(App and web page records)
--
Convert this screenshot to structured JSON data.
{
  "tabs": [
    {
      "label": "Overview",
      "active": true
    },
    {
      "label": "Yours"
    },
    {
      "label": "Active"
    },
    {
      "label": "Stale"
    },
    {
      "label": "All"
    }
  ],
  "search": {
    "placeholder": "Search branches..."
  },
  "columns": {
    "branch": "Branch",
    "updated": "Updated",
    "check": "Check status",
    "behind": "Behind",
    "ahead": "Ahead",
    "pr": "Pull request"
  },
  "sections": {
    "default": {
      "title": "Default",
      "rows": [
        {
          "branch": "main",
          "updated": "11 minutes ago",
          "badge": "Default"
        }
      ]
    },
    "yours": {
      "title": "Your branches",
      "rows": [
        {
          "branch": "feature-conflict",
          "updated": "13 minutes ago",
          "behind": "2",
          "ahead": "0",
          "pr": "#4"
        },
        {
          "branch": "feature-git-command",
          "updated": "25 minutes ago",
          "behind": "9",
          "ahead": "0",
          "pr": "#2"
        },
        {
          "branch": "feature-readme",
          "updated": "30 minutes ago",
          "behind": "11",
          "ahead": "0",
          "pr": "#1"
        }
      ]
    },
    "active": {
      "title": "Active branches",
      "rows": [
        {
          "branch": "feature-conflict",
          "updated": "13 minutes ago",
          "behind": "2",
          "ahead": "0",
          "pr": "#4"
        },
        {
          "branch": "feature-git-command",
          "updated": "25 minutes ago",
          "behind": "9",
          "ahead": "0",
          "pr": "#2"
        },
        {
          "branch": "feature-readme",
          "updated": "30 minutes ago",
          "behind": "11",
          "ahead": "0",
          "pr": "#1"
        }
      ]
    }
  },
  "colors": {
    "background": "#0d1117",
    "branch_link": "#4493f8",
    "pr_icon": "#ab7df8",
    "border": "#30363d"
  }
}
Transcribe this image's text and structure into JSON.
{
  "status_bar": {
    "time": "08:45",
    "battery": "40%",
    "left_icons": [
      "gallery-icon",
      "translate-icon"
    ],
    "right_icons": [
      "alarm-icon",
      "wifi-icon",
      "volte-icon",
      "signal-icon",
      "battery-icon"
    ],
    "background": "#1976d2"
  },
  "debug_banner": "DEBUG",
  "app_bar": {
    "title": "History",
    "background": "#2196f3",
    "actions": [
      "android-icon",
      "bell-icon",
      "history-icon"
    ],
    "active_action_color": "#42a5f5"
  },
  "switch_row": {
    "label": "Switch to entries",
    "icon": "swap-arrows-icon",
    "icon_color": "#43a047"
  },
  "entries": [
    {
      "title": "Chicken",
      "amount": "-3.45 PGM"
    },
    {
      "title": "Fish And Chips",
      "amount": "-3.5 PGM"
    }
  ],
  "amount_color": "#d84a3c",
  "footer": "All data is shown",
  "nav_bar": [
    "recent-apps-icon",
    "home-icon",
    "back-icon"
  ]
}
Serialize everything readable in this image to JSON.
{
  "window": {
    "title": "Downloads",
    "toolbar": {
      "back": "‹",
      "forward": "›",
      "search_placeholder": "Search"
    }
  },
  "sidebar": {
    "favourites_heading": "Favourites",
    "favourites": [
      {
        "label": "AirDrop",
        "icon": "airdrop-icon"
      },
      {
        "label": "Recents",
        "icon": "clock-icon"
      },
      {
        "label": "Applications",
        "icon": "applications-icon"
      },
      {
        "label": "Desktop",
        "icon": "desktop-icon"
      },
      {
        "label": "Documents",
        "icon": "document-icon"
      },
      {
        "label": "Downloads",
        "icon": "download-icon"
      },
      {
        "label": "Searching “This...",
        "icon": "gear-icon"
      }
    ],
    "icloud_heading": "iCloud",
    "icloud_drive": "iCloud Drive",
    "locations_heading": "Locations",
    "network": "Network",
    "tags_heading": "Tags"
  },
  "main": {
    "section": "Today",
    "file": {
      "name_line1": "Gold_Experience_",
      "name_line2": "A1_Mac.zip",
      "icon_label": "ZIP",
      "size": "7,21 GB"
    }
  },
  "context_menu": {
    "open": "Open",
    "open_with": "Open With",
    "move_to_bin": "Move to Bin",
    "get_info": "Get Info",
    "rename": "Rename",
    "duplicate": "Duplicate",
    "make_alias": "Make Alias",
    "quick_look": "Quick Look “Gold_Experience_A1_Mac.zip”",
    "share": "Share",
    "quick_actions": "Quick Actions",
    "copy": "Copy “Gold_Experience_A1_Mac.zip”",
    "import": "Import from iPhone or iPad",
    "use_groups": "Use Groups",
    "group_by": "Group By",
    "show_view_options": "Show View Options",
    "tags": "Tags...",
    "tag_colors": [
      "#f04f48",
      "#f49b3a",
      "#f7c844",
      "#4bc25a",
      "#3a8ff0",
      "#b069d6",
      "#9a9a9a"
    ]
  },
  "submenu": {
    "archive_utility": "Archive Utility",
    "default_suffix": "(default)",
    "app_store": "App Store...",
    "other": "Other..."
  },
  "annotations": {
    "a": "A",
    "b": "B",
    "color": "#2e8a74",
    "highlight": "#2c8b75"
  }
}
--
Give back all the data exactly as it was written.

Completed task
Convert this screenshot to structured JSON data.
{
  "tabs": [
    {
      "label": "Overview",
      "active": true
    },
    {
      "label": "Yours"
    },
    {
      "label": "Active"
    },
    {
      "label": "Stale"
    },
    {
      "label": "All"
    }
  ],
  "search": {
    "placeholder": "Search branches..."
  },
  "columns": {
    "branch": "Branch",
    "updated": "Updated",
    "check": "Check status",
    "behind": "Behind",
    "ahead": "Ahead",
    "pr": "Pull request"
  },
  "sections": {
    "default": {
      "title": "Default",
      "rows": [
        {
          "branch": "main",
          "updated": "11 minutes ago",
          "badge": "Default"
        }
      ]
    },
    "yours": {
      "title": "Your branches",
      "rows": [
        {
          "branch": "feature-conflict",
          "updated": "13 minutes ago",
          "behind": "2",
          "ahead": "0",
          "pr": "#4"
        },
        {
          "branch": "feature-git-command",
          "updated": "25 minutes ago",
          "behind": "9",
          "ahead": "0",
          "pr": "#2"
        },
        {
          "branch": "feature-readme",
          "updated": "30 minutes ago",
          "behind": "11",
          "ahead": "0",
          "pr": "#1"
        }
      ]
    },
    "active": {
      "title": "Active branches",
      "rows": [
        {
          "branch": "feature-conflict",
          "updated": "13 minutes ago",
          "behind": "2",
          "ahead": "0",
          "pr": "#4"
        },
        {
          "branch": "feature-git-command",
          "updated": "25 minutes ago",
          "behind": "9",
          "ahead": "0",
          "pr": "#2"
        },
        {
          "branch": "feature-readme",
          "updated": "30 minutes ago",
          "behind": "11",
          "ahead": "0",
          "pr": "#1"
        }
      ]
    }
  },
  "colors": {
    "background": "#0d1117",
    "branch_link": "#4493f8",
    "pr_icon": "#ab7df8",
    "border": "#30363d"
  }
}
Transcribe this image's text and structure into JSON.
{
  "status_bar": {
    "time": "08:45",
    "battery": "40%",
    "left_icons": [
      "gallery-icon",
      "translate-icon"
    ],
    "right_icons": [
      "alarm-icon",
      "wifi-icon",
      "volte-icon",
      "signal-icon",
      "battery-icon"
    ],
    "background": "#1976d2"
  },
  "debug_banner": "DEBUG",
  "app_bar": {
    "title": "History",
    "background": "#2196f3",
    "actions": [
      "android-icon",
      "bell-icon",
      "history-icon"
    ],
    "active_action_color": "#42a5f5"
  },
  "switch_row": {
    "label": "Switch to entries",
    "icon": "swap-arrows-icon",
    "icon_color": "#43a047"
  },
  "entries": [
    {
      "title": "Chicken",
      "amount": "-3.45 PGM"
    },
    {
      "title": "Fish And Chips",
      "amount": "-3.5 PGM"
    }
  ],
  "amount_color": "#d84a3c",
  "footer": "All data is shown",
  "nav_bar": [
    "recent-apps-icon",
    "home-icon",
    "back-icon"
  ]
}
Serialize everything readable in this image to JSON.
{
  "window": {
    "title": "Downloads",
    "toolbar": {
      "back": "‹",
      "forward": "›",
      "search_placeholder": "Search"
    }
  },
  "sidebar": {
    "favourites_heading": "Favourites",
    "favourites": [
      {
        "label": "AirDrop",
        "icon": "airdrop-icon"
      },
      {
        "label": "Recents",
        "icon": "clock-icon"
      },
      {
        "label": "Applications",
        "icon": "applications-icon"
      },
      {
        "label": "Desktop",
        "icon": "desktop-icon"
      },
      {
        "label": "Documents",
        "icon": "document-icon"
      },
      {
        "label": "Downloads",
        "icon": "download-icon"
      },
      {
        "label": "Searching “This...",
        "icon": "gear-icon"
      }
    ],
    "icloud_heading": "iCloud",
    "icloud_drive": "iCloud Drive",
    "locations_heading": "Locations",
    "network": "Network",
    "tags_heading": "Tags"
  },
  "main": {
    "section": "Today",
    "file": {
      "name_line1": "Gold_Experience_",
      "name_line2": "A1_Mac.zip",
      "icon_label": "ZIP",
      "size": "7,21 GB"
    }
  },
  "context_menu": {
    "open": "Open",
    "open_with": "Open With",
    "move_to_bin": "Move to Bin",
    "get_info": "Get Info",
    "rename": "Rename",
    "duplicate": "Duplicate",
    "make_alias": "Make Alias",
    "quick_look": "Quick Look “Gold_Experience_A1_Mac.zip”",
    "share": "Share",
    "quick_actions": "Quick Actions",
    "copy": "Copy “Gold_Experience_A1_Mac.zip”",
    "import": "Import from iPhone or iPad",
    "use_groups": "Use Groups",
    "group_by": "Group By",
    "show_view_options": "Show View Options",
    "tags": "Tags...",
    "tag_colors": [
      "#f04f48",
      "#f49b3a",
      "#f7c844",
      "#4bc25a",
      "#3a8ff0",
      "#b069d6",
      "#9a9a9a"
    ]
  },
  "submenu": {
    "archive_utility": "Archive Utility",
    "default_suffix": "(default)",
    "app_store": "App Store...",
    "other": "Other..."
  },
  "annotations": {
    "a": "A",
    "b": "B",
    "color": "#2e8a74",
    "highlight": "#2c8b75"
  }
}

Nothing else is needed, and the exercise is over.